Native Americans used tea made from elderberry flowers to treat respiratory infections. They also used the leaves and flowers in poultices applied to wounds, and the bark, suitably aged, as a laxative. The berries are frequently made into beverages, pies, and preserves, but they have also been used to treat arthritis.
What Is Elderberry Used for Today?
A product containing elderberry, as well as small amounts of echinacea and bee propolis, has been widely marketed as a cold and flu remedy. Weak evidence suggests that this mixture may stimulate the immune system and also inhibit viral growth.1 In a preliminary double-blind study, this mixture was found to reduce symptoms and speed recovery from influenza A, the type of influenza for which flu shots are given.5 A few of the participants in this study had influenza B (a milder form of influenza), and the elderberry mixture appeared to be helpful for them as well. Another preliminary double-blind study evaluated people with influenza B, and also found benefit.2
Based on promising results in an uncontrolled study, researchers performed a small double-blind, placebo-controlled study on the potential benefits of elderberry for improving cholesterol levels.6 Unfortunately, at the dose used, no benefits were evident.
Elderberry-flower tea is made by steeping 3 to 5 g of dried flowers in 1 cup of boiling water for 10 to 15 minutes. A typical dosage is 1 cup 3 times daily. Standardized extracts should be taken according to the directions on the product's label.
Elderberry flowers are generally regarded as safe. Side effects are rare and consist primarily of occasional mild gastrointestinal distress or allergic reactions. Nonetheless, safety in young children, pregnant or nursing women, or those with severe liver or kidney disease has not been established.
1. Barak V, Halperin T, Kalickman I. The effect of Sambucol, a black elderberry-based, natural product, on the production of human cytokines: I. Inflammatory cytokines. Eur Cytokine Netw. 2001;12:290–296.
2. Zakay-Rones Z, Varsano N, Zlotnik M, et al. Inhibition of several strains of influenza virus in vitro and reduction of symptoms by an elderberry extract ( Sambucus nigra L.) during an outbreak of influenza B Panama. J Altern Complement Med. 1995;1:361–369.
3. Shapira-Nahor B. The effect of Sambucol on HIV infection in vitro. Annual Israel Congress of Microbiology, February 6–7, 1995.
4. Morag A, Mumcuoglu M, Baybikov T, et al. Inhibition of sensitive and acyclovir-resistant HSV-1 strains by an elderberry extract in vitro [abstract]. Phylotherapie. 1997;25:97–98.
5. Zakay-Rones Z., Thom E., Wollan T., et al. Randomized study of the efficacy and safety of oral elderberry extract in the treatment of influenza A and B virus infections. Journal of International Medical Research. 2004;32:132-140.
6. Murkovic M, Abuja PM, Bergmann AR, et al. Effects of elderberry juice on fasting and postprandial serum lipids and low-density lipoprotein oxidation in healthy volunteers: a randomized, double-blind, placebo-controlled study.
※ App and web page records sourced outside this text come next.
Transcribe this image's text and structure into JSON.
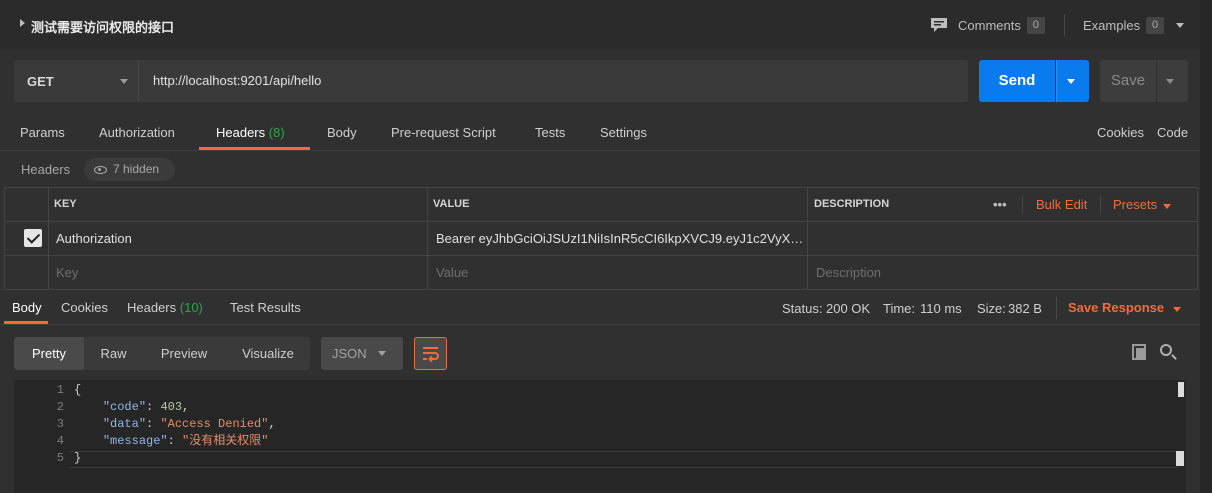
{
  "request": {
    "title": "测试需要访问权限的接口",
    "comments_label": "Comments",
    "comments_count": "0",
    "examples_label": "Examples",
    "examples_count": "0",
    "method": "GET",
    "url": "http://localhost:9201/api/hello",
    "send_label": "Send",
    "save_label": "Save"
  },
  "req_tabs": {
    "params": "Params",
    "authorization": "Authorization",
    "headers": "Headers",
    "headers_count": "(8)",
    "body": "Body",
    "prerequest": "Pre-request Script",
    "tests": "Tests",
    "settings": "Settings",
    "cookies": "Cookies",
    "code": "Code"
  },
  "headers_panel": {
    "label": "Headers",
    "hidden_label": "7 hidden",
    "col_key": "KEY",
    "col_value": "VALUE",
    "col_description": "DESCRIPTION",
    "more": "•••",
    "bulk_edit": "Bulk Edit",
    "presets": "Presets",
    "rows": [
      {
        "checked": true,
        "key": "Authorization",
        "value": "Bearer eyJhbGciOiJSUzI1NiIsInR5cCI6IkpXVCJ9.eyJ1c2VyX2...",
        "description": ""
      }
    ],
    "placeholders": {
      "key": "Key",
      "value": "Value",
      "description": "Description"
    }
  },
  "response": {
    "tabs": {
      "body": "Body",
      "cookies": "Cookies",
      "headers": "Headers",
      "headers_count": "(10)",
      "test_results": "Test Results"
    },
    "status_label": "Status:",
    "status_value": "200 OK",
    "time_label": "Time:",
    "time_value": "110 ms",
    "size_label": "Size:",
    "size_value": "382 B",
    "save_response": "Save Response",
    "views": {
      "pretty": "Pretty",
      "raw": "Raw",
      "preview": "Preview",
      "visualize": "Visualize"
    },
    "format": "JSON",
    "line_numbers": [
      "1",
      "2",
      "3",
      "4",
      "5"
    ],
    "body_lines": {
      "l1": "{",
      "code_key": "\"code\"",
      "code_val": "403",
      "data_key": "\"data\"",
      "data_val": "\"Access Denied\"",
      "message_key": "\"message\"",
      "message_val": "\"没有相关权限\"",
      "l5": "}"
    }
  },
  "colors": {
    "accent": "#f26b3a",
    "send": "#097bed",
    "success": "#28a745"
  }
}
Eur J Clin Nutr. 2004;58:244-9.
Last reviewed December 2015 by EBSCO CAM Review Board
Last Updated: 12/15/2015
EBSCO Information Services is fully accredited by URAC. URAC is an independent, nonprofit health care accrediting organization dedicated to promoting health care quality through accreditation, certification and commendation.
This content is reviewed regularly and is updated when new and relevant evidence is made available. This information is neither intended nor implied to be a substitute for professional medical advice. Always seek the advice of your physician or other qualified health provider prior to starting any new treatment or with questions regarding a medical condition.
To send comments or feedback to our Editorial Team regarding the content please email us at firstname.lastname@example.org. Our Health Library Support team will respond to your email request within 2 business days.